Part two of the Shorts story, if you remember I was just about to go into the cottage.
I walked up to the front door, hesitating for a moment before turning the knob to breath in the leathery sweetness of cow dung that hung in the air…
It opened into a typical Devonian slate floor and wainscoted cross passage – dark, cool, mould-green, damp-wool musty – leading to a small, whitewashed, slate-shelved dairy with an unglazed barred window. Half way down the passage a door took me into the main living area where the air changed into a warm thick soup of boiled flannels, wood smoke and acrid, sulphurous coal. Cluster flies buzzed clumsily around the room, bomping into my head and hair with furious, accelerated bizzing. Waving my arms frantically to dislodge them, they flew, kamikaze-style, into the closed cobwebbed windows. Cracked, nicotine-yellow linoleum covered uneven quarry tiles; beams, wainscot and window seat had been decorated many years ago in dark brown wood-grain paint. A large, low, tarry open fire place and bread oven housed a battered solid-fuel range extruding decapitated bits of copper piping, though one intact length disappeared through the blocked off chimney space only to reappear in intestinal loops ending with a large farmyard tap over a chipped enamel sink: the hot water system.
A tongue and groove partition had been built along the length of the living area and a narrow opening led into a tiny front parlour containing an absurd, but perfectly tiled, thirties fireplace. From the corner of this room the cupboard stairs led to the single open sleeping area above.

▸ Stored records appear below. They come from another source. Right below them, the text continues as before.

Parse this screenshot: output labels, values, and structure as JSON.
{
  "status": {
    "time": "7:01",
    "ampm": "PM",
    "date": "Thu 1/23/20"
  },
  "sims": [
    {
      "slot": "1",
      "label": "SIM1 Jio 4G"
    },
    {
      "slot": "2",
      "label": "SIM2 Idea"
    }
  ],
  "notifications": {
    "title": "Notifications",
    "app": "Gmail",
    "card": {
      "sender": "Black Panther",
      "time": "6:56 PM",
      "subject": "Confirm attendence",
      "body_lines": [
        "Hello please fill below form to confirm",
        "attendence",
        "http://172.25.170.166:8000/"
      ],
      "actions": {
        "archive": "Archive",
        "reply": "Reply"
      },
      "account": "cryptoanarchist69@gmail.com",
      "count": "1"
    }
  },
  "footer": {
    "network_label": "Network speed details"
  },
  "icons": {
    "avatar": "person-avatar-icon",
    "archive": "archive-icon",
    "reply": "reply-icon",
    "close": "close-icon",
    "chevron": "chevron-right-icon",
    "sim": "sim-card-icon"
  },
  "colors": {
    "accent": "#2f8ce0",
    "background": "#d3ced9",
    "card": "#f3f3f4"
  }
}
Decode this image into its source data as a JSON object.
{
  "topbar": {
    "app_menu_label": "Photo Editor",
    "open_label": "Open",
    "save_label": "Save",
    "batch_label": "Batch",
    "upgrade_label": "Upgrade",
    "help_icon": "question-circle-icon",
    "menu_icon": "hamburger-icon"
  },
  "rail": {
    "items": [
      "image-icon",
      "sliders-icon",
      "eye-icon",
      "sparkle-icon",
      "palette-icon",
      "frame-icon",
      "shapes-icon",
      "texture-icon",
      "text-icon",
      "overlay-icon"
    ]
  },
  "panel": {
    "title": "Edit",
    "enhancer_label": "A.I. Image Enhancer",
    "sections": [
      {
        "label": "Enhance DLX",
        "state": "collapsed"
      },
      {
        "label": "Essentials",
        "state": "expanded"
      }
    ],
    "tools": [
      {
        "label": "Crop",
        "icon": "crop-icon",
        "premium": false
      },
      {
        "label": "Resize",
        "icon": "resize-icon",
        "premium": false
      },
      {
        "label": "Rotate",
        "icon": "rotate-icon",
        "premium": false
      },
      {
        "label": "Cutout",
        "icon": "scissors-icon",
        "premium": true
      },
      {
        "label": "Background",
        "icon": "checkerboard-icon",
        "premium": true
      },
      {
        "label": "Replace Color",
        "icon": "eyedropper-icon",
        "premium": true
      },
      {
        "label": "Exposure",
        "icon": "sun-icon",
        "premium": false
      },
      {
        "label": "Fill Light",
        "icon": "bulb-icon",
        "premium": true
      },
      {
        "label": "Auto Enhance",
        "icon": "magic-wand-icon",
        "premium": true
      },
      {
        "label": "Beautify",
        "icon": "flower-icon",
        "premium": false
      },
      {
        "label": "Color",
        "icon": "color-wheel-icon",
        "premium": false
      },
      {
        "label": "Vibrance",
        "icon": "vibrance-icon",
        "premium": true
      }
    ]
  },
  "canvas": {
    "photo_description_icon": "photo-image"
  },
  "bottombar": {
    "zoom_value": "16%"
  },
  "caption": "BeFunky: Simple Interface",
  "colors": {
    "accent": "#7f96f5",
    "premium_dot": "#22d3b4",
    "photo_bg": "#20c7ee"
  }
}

I wandered round in a semi daze taking in the primitive cottage, my mind full of doubts and fears – could I really live, survive and bring up a family here?
An impatient bleating from outside brought me back to the present. I ran down the stairs and out into the dusty, heat-shimmering farmyard, where our battered yellow landrover (ex electricity board) sat attached to a long homemade trailer piled high with a tottering, teetering mountain of what looked like detritus. At one end of the trailer we’d built a small wooden contraption to transport my two goats and hens down to Devon. I pulled opened the latched gate whereupon Pixie and Cherry exploded into the yard, looking about them with intense curiosity. Quickly catching hold of them, I went to look for a safe, suitable place for them to graze before returning to unpack the hens and the rest of our worldly goods.